I love this peace. Not that long ago, I fought against the breakdown, the shuttering, the quarantine as if it were a militia I had to beat back so I could live. Maybe I never understood what is an enemy and what is a friend, or that maybe something can be both and neither.

Down to the River

I went down to the river today. It felt like touching the feet of God.  

I hadn’t driven a car in a month. Weeds were growing around the tires. My phone was dead so I drove there without a GPS. I felt grappled to the earth. I got lost.

Cars were parked all over the shoulder by the trail heads like beetles to nectar.

Sometimes you can be too safe. Like a plant in a pot, your roots go round and round and nowhere. The walks we take around our neighborhood. Nature is not tame like this. Landscaped bushes, tulip beds, Dogwoods placed like armchairs in the corners of yards.

In the woods, trees are dangerously high. Others lie dying at their feet. Black Vultures circle high at the edges.

Table manners, Office 365, social media headshots, calorie counts, rankings: what does all this matter?  

Violent beautiful nature. I feel calmed, sobered.

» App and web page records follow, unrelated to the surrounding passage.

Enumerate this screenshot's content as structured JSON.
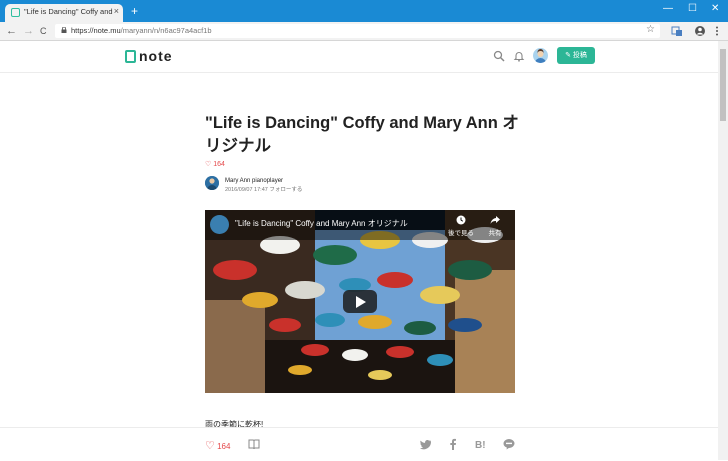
{
  "browser": {
    "tab_title": "\"Life is Dancing\" Coffy and Mary",
    "tab_close": "×",
    "new_tab": "+",
    "win_min": "—",
    "win_max": "☐",
    "win_close": "✕",
    "back": "←",
    "forward": "→",
    "reload": "C",
    "url_main": "https://note.mu",
    "url_path": "/maryann/n/n6ac97a4acf1b",
    "star": "☆"
  },
  "site": {
    "logo": "note",
    "post_button": "✎ 投稿"
  },
  "article": {
    "title": "\"Life is Dancing\" Coffy and Mary Ann オリジナル",
    "likes": "164",
    "author": "Mary Ann pianoplayer",
    "date": "2016/09/07 17:47",
    "follow": "フォローする",
    "body_first_line": "雨の季節に乾杯!"
  },
  "video": {
    "title": "\"Life is Dancing\" Coffy and Mary Ann オリジナル",
    "watch_later": "後で見る",
    "share": "共有"
  },
  "footer": {
    "likes": "164"
  },
  "colors": {
    "accent": "#2cb696",
    "like": "#e4494b",
    "titlebar": "#1a8ad4"
  }
}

I came back to the river at sunset with my family. I want to give them more than errands for shampoo and canola oil, or bike rides to parks where security guards shoo us away.

We take foot bridges over the punching water of the Potomac. It rips over black bedrock. Diana is scared. She knows the river can kill you. 

I want to know that it is possible to die. This fear stops me from tinkering with dials and buttons, and makes me look up at the sky, and feel the clay under my feet.

Getting Caught in the Rain

I walk up the hill I used to take
when I walked my kids to Italian school
Now they will meet via Google Classroom

The hill is covered with patches of wild violets
tiny blue flowers like miniature pansies
Weeds, more beautiful than roses

I could have downloaded the distance learning packets
I am going to pick up at my children’s schools
but I wanted to have a mission

It starts to sprinkle
I knew I had left without an umbrella
but after a week inside
I kind-of wanted to get caught in the rain